>>
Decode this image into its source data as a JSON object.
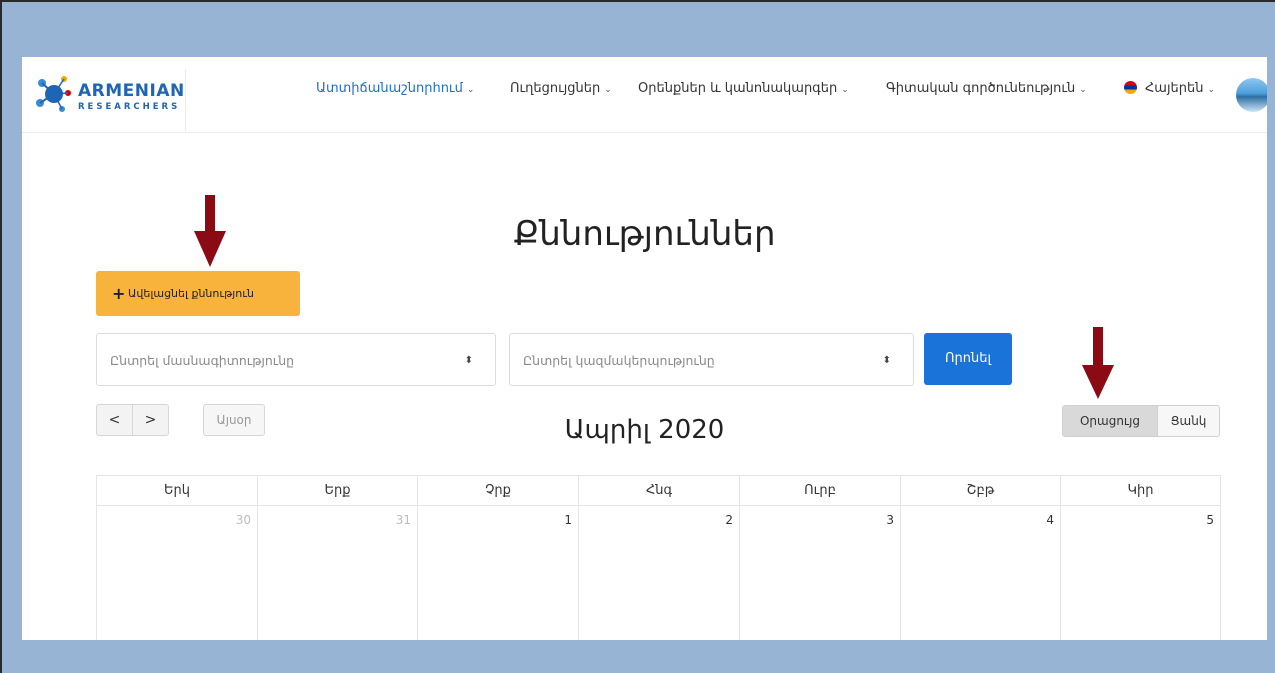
{
  "logo": {
    "title": "ARMENIAN",
    "subtitle": "RESEARCHERS"
  },
  "nav": {
    "items": [
      {
        "label": "Ատտիճանաշնորհում",
        "active": true
      },
      {
        "label": "Ուղեցույցներ",
        "active": false
      },
      {
        "label": "Օրենքներ և կանոնակարգեր",
        "active": false
      },
      {
        "label": "Գիտական գործունեություն",
        "active": false
      }
    ],
    "language": "Հայերեն",
    "caret": "⌄"
  },
  "page": {
    "title": "Քննություններ",
    "add_button": "Ավելացնել քննություն",
    "add_icon": "+"
  },
  "filters": {
    "specialty_placeholder": "Ընտրել մասնագիտությունը",
    "organization_placeholder": "Ընտրել կազմակերպությունը",
    "search_button": "Որոնել"
  },
  "calendar_toolbar": {
    "prev": "<",
    "next": ">",
    "today": "Այսօր",
    "month_title": "Ապրիլ 2020",
    "view_calendar": "Օրացույց",
    "view_list": "Ցանկ"
  },
  "calendar": {
    "weekdays": [
      "Երկ",
      "Երք",
      "Չրք",
      "Հնգ",
      "Ուրբ",
      "Շբթ",
      "Կիր"
    ],
    "days": [
      {
        "num": "30",
        "other_month": true
      },
      {
        "num": "31",
        "other_month": true
      },
      {
        "num": "1",
        "other_month": false
      },
      {
        "num": "2",
        "other_month": false
      },
      {
        "num": "3",
        "other_month": false
      },
      {
        "num": "4",
        "other_month": false
      },
      {
        "num": "5",
        "other_month": false
      }
    ]
  },
  "colors": {
    "frame": "#98b4d4",
    "accent_blue": "#1a73d9",
    "add_button": "#f8b33c",
    "arrow": "#8b0b14"
  }
}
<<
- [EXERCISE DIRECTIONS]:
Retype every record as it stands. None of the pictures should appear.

- [EXERCISE SOLUTION]:
Decode this image into its source data as a JSON object.
{
  "logo": {
    "title": "ARMENIAN",
    "subtitle": "RESEARCHERS"
  },
  "nav": {
    "items": [
      {
        "label": "Ատտիճանաշնորհում",
        "active": true
      },
      {
        "label": "Ուղեցույցներ",
        "active": false
      },
      {
        "label": "Օրենքներ և կանոնակարգեր",
        "active": false
      },
      {
        "label": "Գիտական գործունեություն",
        "active": false
      }
    ],
    "language": "Հայերեն",
    "caret": "⌄"
  },
  "page": {
    "title": "Քննություններ",
    "add_button": "Ավելացնել քննություն",
    "add_icon": "+"
  },
  "filters": {
    "specialty_placeholder": "Ընտրել մասնագիտությունը",
    "organization_placeholder": "Ընտրել կազմակերպությունը",
    "search_button": "Որոնել"
  },
  "calendar_toolbar": {
    "prev": "<",
    "next": ">",
    "today": "Այսօր",
    "month_title": "Ապրիլ 2020",
    "view_calendar": "Օրացույց",
    "view_list": "Ցանկ"
  },
  "calendar": {
    "weekdays": [
      "Երկ",
      "Երք",
      "Չրք",
      "Հնգ",
      "Ուրբ",
      "Շբթ",
      "Կիր"
    ],
    "days": [
      {
        "num": "30",
        "other_month": true
      },
      {
        "num": "31",
        "other_month": true
      },
      {
        "num": "1",
        "other_month": false
      },
      {
        "num": "2",
        "other_month": false
      },
      {
        "num": "3",
        "other_month": false
      },
      {
        "num": "4",
        "other_month": false
      },
      {
        "num": "5",
        "other_month": false
      }
    ]
  },
  "colors": {
    "frame": "#98b4d4",
    "accent_blue": "#1a73d9",
    "add_button": "#f8b33c",
    "arrow": "#8b0b14"
  }
}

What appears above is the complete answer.